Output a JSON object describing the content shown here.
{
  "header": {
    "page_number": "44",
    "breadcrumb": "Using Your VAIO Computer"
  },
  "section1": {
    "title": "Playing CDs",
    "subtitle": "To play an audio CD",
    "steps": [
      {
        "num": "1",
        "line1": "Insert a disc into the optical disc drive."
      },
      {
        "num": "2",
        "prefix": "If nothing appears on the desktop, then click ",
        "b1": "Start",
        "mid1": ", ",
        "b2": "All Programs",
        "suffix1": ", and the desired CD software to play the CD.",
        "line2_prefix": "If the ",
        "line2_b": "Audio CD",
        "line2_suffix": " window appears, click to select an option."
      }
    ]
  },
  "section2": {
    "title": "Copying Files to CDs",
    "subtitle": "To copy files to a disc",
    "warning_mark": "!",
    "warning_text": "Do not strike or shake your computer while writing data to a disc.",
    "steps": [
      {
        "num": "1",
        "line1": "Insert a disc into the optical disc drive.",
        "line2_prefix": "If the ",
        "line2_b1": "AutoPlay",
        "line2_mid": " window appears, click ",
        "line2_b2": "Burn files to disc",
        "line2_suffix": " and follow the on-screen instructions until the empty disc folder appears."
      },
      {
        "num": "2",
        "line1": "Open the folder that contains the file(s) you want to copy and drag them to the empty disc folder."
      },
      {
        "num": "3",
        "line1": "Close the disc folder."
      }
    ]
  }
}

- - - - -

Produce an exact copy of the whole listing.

*Your response*.
Output a JSON object describing the content shown here.
{
  "header": {
    "page_number": "44",
    "breadcrumb": "Using Your VAIO Computer"
  },
  "section1": {
    "title": "Playing CDs",
    "subtitle": "To play an audio CD",
    "steps": [
      {
        "num": "1",
        "line1": "Insert a disc into the optical disc drive."
      },
      {
        "num": "2",
        "prefix": "If nothing appears on the desktop, then click ",
        "b1": "Start",
        "mid1": ", ",
        "b2": "All Programs",
        "suffix1": ", and the desired CD software to play the CD.",
        "line2_prefix": "If the ",
        "line2_b": "Audio CD",
        "line2_suffix": " window appears, click to select an option."
      }
    ]
  },
  "section2": {
    "title": "Copying Files to CDs",
    "subtitle": "To copy files to a disc",
    "warning_mark": "!",
    "warning_text": "Do not strike or shake your computer while writing data to a disc.",
    "steps": [
      {
        "num": "1",
        "line1": "Insert a disc into the optical disc drive.",
        "line2_prefix": "If the ",
        "line2_b1": "AutoPlay",
        "line2_mid": " window appears, click ",
        "line2_b2": "Burn files to disc",
        "line2_suffix": " and follow the on-screen instructions until the empty disc folder appears."
      },
      {
        "num": "2",
        "line1": "Open the folder that contains the file(s) you want to copy and drag them to the empty disc folder."
      },
      {
        "num": "3",
        "line1": "Close the disc folder."
      }
    ]
  }
}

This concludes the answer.